April 25, 2016

Personal Injury scroll on a law bookIn personal injury law, strict liability refers to certain types of cases in which the injured party does not need to show intentional action, negligence, fault, or even awareness in order to collect an award. This significantly lowers the burden of proof for the plaintiff. The plaintiff only needs to prove an interaction with the defendant, and that an injury resulted; however, the rules as to when strict liability applies are limited to specific situations. When a person engages in any abnormally dangerous activity, there is always a risk of injury. Any injuries that occur when engaged in these activities are strictly the responsibility of the person conducting them, even if that person takes every reasonable safety precaution to avoid injuries. Examples of abnormally dangerous activities include storage of explosives, transportation of flammable or hazardous materials, or anything that emits toxic fumes.

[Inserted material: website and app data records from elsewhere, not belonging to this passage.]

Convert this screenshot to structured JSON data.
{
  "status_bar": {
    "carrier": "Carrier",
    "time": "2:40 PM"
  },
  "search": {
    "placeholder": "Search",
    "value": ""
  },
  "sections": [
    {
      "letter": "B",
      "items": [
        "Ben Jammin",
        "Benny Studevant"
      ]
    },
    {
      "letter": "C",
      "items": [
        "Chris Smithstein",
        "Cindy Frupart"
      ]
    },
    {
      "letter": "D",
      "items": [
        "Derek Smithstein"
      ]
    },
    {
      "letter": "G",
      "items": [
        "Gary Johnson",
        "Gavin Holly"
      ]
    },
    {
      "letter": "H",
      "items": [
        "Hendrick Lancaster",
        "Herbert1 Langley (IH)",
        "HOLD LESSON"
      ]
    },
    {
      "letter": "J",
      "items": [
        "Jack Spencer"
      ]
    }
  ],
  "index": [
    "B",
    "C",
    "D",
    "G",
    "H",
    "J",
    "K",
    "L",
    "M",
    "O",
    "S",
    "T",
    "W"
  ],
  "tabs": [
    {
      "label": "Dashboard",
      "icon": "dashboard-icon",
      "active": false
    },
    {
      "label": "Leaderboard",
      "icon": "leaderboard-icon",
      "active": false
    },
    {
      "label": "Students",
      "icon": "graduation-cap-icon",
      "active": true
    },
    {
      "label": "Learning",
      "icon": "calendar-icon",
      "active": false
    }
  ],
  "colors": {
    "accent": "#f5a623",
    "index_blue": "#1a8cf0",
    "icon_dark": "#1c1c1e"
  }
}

When a company produces a defective product that injures a customer, it is strictly liable for the defect. There are different types of defects such as a flaw in the design of the product itself or a manufacturing defect for that specific item. The defect might also be a failure to warn consumers of a potentially dangerous condition. Any predictable use of a product must be anticipated.

The most common type of strict liability cases involve dog bites. Thirty five states and the District of Columbia have statutes making injuries caused by animals the strict responsibility of that animal’s owner. While these statutes are not uniform, all of them impose some level of liability for dog bites. Some statutes impose strict liability for dogs outside of their enclosures or off a leash. In other cases, a possible defense is that the injured party provoked the attack. In some states, strict liability only applies if the dog has a history of aggressive behavior. A sign warning of the dog’s dangerous propensity might be enough to protect a dog owner from liability. If the injured person was trespassing, he or she might not be able to collect.